The Crisis of the Arab State: Institutional Reform and Democratic Transition in the Arab World

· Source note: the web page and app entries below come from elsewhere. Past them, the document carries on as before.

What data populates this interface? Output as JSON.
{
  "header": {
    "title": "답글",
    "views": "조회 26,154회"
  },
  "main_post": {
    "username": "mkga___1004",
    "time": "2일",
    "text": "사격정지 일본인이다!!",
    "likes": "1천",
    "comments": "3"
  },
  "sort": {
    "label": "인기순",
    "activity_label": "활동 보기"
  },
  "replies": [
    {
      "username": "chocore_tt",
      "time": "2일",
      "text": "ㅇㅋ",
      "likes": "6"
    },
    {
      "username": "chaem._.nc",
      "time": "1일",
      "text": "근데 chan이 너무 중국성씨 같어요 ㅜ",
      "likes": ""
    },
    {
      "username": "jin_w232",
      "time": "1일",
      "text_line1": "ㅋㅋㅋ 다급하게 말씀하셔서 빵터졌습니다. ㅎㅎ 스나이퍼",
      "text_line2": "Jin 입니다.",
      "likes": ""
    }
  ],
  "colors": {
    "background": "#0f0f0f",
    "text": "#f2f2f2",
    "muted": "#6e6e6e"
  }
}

This project will analyze three state institutions in Tunisia, Egypt, and Yemen - the judiciary, state-controlled religious institutions, and state-owned media - to assess the extent to which these institutions are responding to calls for reform in the wake of the Arab Spring. Numerous scholars and commentators, in writing about the events of this period, highlighted what they saw as the weakness of the "state" across the region. Their analysis rests on the notion that the region's longstanding monarchies and one-party states were challenged to their core because they failed to deliver essential services to most of the population. This study contends that effectively delivering goods and services is not enough for a state to avert crises. States must be well-governed. Citizens must believe their key institutions are legitimate, responsive, and accountable. No social contract between state, citizens In reality, long periods of autocratic rule have weakened existing state institutions and eroded their legitimacy in countries such as Tunisia, Egypt, and Yemen. Yemen's state institutions have relied on traditional tribal structures, while Tunisia and Egypt relied on an elite class. The Arab revolts have brought more freedom for people to express political, social, and economic demands, but they have not reformed state institutions in a way that enhances legitimacy and accountability. As a result, state institutions are not playing an active role in helping to shape positive state-society relations. There is no new social contract between the state and its people. Instead, the judiciary, state religious institutions, and the state-owned media remain cloaked in a culture that lacks transparency, legitimacy, and accountability. This project will evaluate the problem and make recommendations on how these institutions should reform to support democracy in these countries. Suggestions will include reforms to de-politicize these institutions. The idea is to make them more accountable to citizens and more responsive to their needs. The research team will document main challenges, including capacity, the degree to which these institutions are politicized, and the level of political will to change. They will also explore the role of civil society and outside actors to support the reform process in each institution.